How do I enroll?

Things to know:

You’ve done your homework and narrowed down your list of schools, so now it’s time to work on getting your child a seat in one of your top choices. If you choose the public school you’re zoned to, there’s little left to do but register, which is when you’ll provide proof of residency, immunizations and such. Some local districts do that in the spring. Shelby County Schools open online registration in the summer.

But if you’re not picking your neighborhood school, you’ll need to make sure you know the key enrollment dates for the schools you’re hoping for, such as:

  • The date enrollment windows open
  • Application and financial aid deadlines
  • Testing dates

Do your research online, but also ask when you’re visiting the schools – things can change and websites don’t always get updated with the most recent info. Be pleasantly persistent in following up with schools you haven’t heard back from yet. Finally, don’t put all your eggs in one basket – there’s competition for spots at some popular schools, so you’ll want to have a backup plan in case your first choice doesn’t work out.

Also check out:

Public Traditional and iZone Schools

For Shelby County Schools, you’ll use the General Choice Transfer process which opens in late January.(Though a select few SCS schools have independent admissions processes, so be sure to check schools’ profiles for details.) Other districts call it Open Enrollment. Regardless, it’s typically first-come, first-served, so take note of the date (and even time!) enrollment windows open, and get your application in early. Some districts won’t accept transfer requests after the end of the spring enrollment window, so make sure you know how long you have to submit applications. We’ll provide Open Enrollment dates on the School Districts page, as they become available.

Public Optional Schools

All Optional schools are part of the Shelby County Schools district. Students must qualify for spots in most Optional schools based on their test scores (requirements vary by school), attendance and behavior. Kids who live in the school’s zone and meet the school’s Optional requirements get first priority for Optional seats. After that, all other students who meet the school’s Optional requirements are enrolled on a first-come, first-served basis once they open the process. SCS typically begins handing out bar-coded applications in late January, and then will accept those bar-coded applications at the end of the week. If you’re planning to apply for an Optional school, be sure to read our full Optional guide.

Public Charter Schools

All local charter schools are part of either the Shelby County Schools district or the Achievement School District. How you enroll depends on which district your desired school is in — info you can find on each school’s Memphis School Guide profile page. For both districts, it’s important to know that, in Tennessee, charter schools are not allowed to deny admission to students on the basis of ability or performance, so there are no entrance exams or interviews required before a student enrolls.

  • Shelby County School charters: All SCS charters enroll separately, using unique timelines and procedures. In other words, there’s no standardization in when they begin accepting applications. We provide enrollment details on each charter school’s profile page, when they give it to us, but if you don’t find it here, call the school early to ask.
  • Achievement School District charters: Most ASD charters, though not all, have attendance zones, and priority is given to students living within that zone. But in some cases, you can select an ASD school that you’re not zoned to. ASD charters that don’t have enrollment zones act more like SCS charters — they typically each do their own thing. Get details on how to navigate the ASD enrollment process by visiting their section of the Greater Memphis School Districts page.

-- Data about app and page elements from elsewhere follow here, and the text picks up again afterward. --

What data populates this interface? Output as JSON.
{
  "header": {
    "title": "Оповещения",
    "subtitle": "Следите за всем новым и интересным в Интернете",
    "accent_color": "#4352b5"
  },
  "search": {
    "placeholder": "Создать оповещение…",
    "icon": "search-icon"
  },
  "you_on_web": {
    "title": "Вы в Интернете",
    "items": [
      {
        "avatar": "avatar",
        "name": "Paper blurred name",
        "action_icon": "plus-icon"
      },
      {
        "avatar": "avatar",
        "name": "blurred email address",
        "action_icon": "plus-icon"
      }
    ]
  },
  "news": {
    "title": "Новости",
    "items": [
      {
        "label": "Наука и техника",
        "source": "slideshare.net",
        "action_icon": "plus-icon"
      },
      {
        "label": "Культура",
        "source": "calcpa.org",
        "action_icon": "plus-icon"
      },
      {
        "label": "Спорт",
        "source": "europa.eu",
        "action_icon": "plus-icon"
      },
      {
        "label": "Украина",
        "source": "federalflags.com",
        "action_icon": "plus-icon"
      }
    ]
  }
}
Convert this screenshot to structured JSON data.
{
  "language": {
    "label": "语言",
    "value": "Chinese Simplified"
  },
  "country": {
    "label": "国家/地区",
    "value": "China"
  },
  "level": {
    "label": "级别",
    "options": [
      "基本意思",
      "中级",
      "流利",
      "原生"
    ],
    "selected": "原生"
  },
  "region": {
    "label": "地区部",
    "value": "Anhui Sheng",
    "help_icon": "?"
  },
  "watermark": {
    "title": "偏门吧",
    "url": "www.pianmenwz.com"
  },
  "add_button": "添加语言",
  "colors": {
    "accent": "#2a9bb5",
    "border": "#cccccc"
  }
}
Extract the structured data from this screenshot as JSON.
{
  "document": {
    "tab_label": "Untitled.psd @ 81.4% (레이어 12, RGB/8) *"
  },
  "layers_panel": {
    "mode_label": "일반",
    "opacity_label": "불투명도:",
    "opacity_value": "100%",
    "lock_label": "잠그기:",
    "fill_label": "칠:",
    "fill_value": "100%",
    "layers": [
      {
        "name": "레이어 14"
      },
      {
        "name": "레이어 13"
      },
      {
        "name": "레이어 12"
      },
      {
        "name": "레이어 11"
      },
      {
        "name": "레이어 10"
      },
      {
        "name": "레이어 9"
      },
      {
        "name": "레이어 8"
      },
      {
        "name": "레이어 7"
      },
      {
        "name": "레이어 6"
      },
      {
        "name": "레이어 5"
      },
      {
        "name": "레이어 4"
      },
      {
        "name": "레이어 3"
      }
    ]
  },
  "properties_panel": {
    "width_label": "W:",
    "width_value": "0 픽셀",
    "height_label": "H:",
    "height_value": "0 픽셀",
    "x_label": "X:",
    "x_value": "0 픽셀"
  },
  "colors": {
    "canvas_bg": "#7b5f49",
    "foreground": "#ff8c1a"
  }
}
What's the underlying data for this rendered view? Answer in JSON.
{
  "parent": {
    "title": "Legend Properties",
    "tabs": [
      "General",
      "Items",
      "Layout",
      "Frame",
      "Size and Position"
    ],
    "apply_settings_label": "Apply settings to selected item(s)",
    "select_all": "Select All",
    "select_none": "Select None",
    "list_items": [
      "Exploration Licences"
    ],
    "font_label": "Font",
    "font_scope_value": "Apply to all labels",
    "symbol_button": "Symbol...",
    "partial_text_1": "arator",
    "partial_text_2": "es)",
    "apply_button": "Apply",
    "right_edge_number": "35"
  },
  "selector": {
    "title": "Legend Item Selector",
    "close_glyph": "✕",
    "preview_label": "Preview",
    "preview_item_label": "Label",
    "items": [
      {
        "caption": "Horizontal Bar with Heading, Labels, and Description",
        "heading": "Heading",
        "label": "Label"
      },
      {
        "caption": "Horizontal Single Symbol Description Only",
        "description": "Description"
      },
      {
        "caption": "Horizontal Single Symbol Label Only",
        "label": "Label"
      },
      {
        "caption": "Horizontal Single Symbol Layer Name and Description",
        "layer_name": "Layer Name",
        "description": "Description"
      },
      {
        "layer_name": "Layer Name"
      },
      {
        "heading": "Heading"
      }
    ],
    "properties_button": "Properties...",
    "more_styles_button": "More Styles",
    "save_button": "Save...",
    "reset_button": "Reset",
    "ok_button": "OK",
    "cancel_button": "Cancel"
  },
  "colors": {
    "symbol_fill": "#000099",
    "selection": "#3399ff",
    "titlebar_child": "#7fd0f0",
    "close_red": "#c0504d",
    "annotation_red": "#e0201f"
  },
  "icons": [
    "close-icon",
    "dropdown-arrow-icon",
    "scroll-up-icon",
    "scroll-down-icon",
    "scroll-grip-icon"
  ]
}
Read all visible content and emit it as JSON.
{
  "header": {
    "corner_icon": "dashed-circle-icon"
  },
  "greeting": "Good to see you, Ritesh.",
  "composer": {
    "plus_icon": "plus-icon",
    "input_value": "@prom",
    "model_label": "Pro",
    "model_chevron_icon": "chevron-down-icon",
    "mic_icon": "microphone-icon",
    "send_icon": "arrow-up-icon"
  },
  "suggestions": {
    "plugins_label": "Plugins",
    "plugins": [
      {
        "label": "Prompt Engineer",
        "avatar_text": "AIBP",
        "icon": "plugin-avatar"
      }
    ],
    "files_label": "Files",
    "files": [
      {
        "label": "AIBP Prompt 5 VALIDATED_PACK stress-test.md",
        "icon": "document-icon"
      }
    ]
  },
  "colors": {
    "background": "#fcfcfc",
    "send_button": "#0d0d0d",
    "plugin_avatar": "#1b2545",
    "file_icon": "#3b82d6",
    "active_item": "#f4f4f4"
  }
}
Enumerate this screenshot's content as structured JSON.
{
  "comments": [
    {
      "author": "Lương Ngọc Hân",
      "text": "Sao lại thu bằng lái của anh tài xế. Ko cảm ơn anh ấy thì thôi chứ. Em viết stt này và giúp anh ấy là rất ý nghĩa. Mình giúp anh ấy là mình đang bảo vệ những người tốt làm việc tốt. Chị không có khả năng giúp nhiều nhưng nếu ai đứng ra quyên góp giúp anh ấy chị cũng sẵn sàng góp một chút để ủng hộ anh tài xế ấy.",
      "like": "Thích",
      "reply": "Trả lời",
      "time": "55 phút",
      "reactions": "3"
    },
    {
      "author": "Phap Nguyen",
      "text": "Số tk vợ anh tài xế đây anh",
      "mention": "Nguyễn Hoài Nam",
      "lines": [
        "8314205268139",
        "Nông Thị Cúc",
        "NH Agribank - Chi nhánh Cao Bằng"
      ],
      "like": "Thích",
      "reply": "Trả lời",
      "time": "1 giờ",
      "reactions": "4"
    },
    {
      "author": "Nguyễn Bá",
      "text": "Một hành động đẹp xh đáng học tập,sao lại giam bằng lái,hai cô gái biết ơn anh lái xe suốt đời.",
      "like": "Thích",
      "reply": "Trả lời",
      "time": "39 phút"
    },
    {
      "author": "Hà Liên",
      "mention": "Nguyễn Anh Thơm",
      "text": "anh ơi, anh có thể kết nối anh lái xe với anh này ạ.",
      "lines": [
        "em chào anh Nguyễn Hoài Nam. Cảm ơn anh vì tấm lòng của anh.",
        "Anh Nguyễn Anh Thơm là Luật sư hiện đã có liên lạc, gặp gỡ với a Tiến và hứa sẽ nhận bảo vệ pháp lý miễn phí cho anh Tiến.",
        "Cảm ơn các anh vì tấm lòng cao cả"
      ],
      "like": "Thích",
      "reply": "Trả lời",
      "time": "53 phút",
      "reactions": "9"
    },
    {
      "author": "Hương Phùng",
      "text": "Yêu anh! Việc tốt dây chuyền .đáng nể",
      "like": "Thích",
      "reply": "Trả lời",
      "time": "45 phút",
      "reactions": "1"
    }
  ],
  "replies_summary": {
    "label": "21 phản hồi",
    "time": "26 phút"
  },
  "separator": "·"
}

Private Schools

Local private schools also have their own unique enrollment timelines and requirements. Most require an application fee, and some require testing, interviews, student and/or parent statements, and more. We put details on each school’s Memphis School Guide profile, as they are provided to us, but because private school admission procedures are all so different, your safest bet is to visit each school’s website or contact its admission office directly to make sure you know exactly what is expected by each school. Many schools accept applications any time, but some may give priority to applications made by a certain deadline. You’ll also want to pay careful attention to any financial aid deadlines. Many private schools offer financial help, but once the money’s gone, it’s gone.